- Source data:

=== Section Start ===

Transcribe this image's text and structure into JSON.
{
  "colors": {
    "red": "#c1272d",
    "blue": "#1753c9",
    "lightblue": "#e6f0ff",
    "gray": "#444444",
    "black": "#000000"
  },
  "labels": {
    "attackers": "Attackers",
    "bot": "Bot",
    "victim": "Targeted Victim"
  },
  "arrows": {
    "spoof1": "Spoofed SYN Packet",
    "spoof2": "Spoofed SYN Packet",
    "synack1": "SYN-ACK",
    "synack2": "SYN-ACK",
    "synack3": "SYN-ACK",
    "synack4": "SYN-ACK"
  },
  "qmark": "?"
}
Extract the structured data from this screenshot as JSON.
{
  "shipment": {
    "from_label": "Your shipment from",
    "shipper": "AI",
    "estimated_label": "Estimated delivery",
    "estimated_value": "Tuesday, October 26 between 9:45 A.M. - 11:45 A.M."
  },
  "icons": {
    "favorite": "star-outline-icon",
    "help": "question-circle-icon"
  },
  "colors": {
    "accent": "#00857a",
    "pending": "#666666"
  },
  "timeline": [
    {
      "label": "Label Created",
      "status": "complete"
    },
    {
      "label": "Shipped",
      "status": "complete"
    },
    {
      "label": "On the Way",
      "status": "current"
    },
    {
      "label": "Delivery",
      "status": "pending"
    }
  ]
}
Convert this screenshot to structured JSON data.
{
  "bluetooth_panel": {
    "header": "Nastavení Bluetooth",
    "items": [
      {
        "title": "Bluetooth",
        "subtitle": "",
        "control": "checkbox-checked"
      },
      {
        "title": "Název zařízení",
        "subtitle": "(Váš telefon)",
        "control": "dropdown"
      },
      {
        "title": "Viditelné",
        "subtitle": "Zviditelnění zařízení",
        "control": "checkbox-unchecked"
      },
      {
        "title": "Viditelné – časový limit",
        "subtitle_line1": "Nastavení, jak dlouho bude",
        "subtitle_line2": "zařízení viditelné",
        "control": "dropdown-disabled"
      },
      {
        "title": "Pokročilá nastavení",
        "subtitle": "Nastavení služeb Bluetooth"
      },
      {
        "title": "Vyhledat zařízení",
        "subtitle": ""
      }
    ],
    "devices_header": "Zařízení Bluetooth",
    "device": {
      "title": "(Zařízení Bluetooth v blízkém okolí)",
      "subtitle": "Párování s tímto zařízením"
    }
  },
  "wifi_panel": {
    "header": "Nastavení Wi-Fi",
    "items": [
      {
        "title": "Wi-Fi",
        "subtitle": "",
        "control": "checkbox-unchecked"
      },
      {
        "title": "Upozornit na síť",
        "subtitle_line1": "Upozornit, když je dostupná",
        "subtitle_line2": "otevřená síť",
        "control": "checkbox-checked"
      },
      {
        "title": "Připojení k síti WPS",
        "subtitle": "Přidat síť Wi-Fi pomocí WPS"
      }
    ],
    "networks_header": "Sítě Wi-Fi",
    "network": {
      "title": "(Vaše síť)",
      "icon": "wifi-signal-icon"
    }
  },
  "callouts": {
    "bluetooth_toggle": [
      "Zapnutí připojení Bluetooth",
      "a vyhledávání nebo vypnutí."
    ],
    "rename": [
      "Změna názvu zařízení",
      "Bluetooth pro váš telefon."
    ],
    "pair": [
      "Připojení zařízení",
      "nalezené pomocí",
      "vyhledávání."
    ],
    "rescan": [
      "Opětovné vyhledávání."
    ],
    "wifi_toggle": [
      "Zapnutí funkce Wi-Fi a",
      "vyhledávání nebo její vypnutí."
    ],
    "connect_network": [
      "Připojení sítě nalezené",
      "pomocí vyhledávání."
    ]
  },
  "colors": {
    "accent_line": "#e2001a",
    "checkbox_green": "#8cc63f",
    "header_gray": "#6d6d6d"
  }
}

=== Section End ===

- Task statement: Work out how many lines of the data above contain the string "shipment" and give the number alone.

- Response for this exercise: 2